Get kid-size equipment. "My daughter has her own apron, measuring cup, and plastic spoons so she feels grown up when we bake," says Kristy Branham, a mom of two from Boston, Massachusetts "I even turn it into a counting lesson as she helps pour cups of flour into, say, cookie batter."
Let them imitate you. As you prep, let kids play with pots, spoons, even empty plastic spice jars. Keep a few low kitchen drawers and cabinets stocked with safe kitchen items.
Don’t stress over appearance. "Setting the table is one way kids can help, from very early on," says Dorie DeGeest, a mom of three in Austin, Texas. "But if it’s just our family, it doesn’t really matter how the table looks." Napkins folded wrong? Utensils not in the right place? No biggie. DeGeest also gives her toddler clean silverware (minus the sharp knives) to sort into the right sections of the silverware tray, a "puzzle" she enjoys.
Do the green thing. "I give my boys a used jar and show them they can peel off the label and rinse it out," says DeGeest. "It’s funny: What seems like a dirty job to me is actually a lot of fun to them."
Don’t forget, safety first. "Honestly, if I’ve got three burners going on the stove, having a little guy right there is dangerous," says Benjamin David, a dad of one from Erie, Pennsylvania. "These days, we put him at the table with Play-doh so he can make pretend spaghetti or burgers or whatever we’re eating that night.
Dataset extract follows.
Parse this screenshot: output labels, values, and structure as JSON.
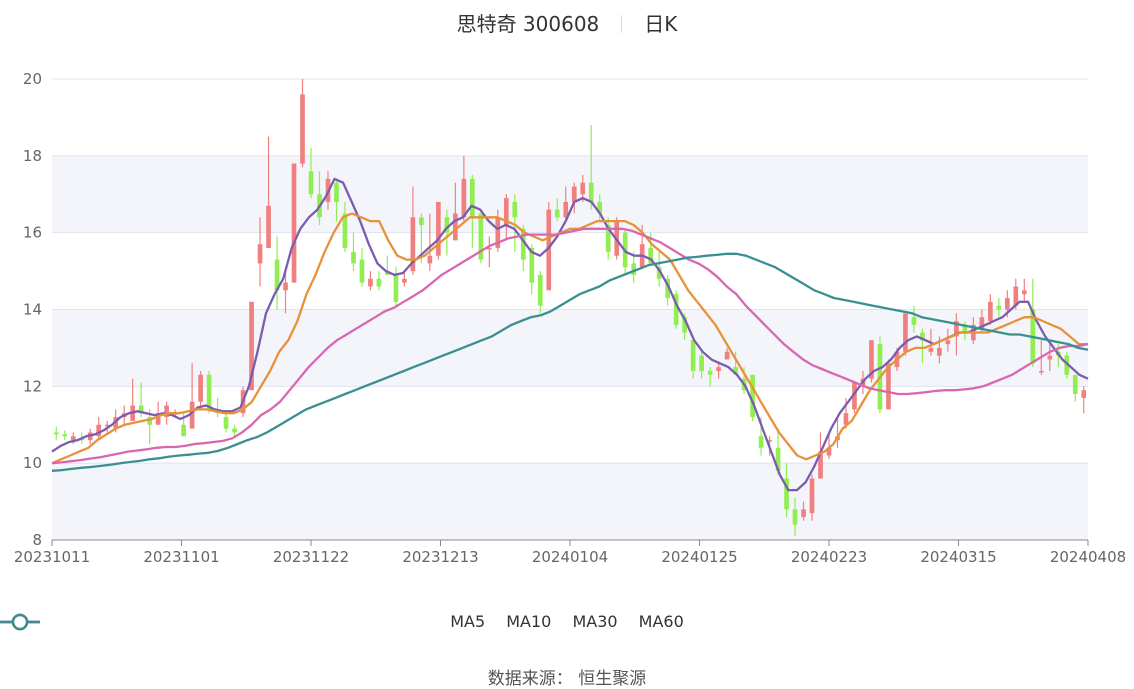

That way he’s still near us and engaged in the cooking process, but minus the danger. Win-win."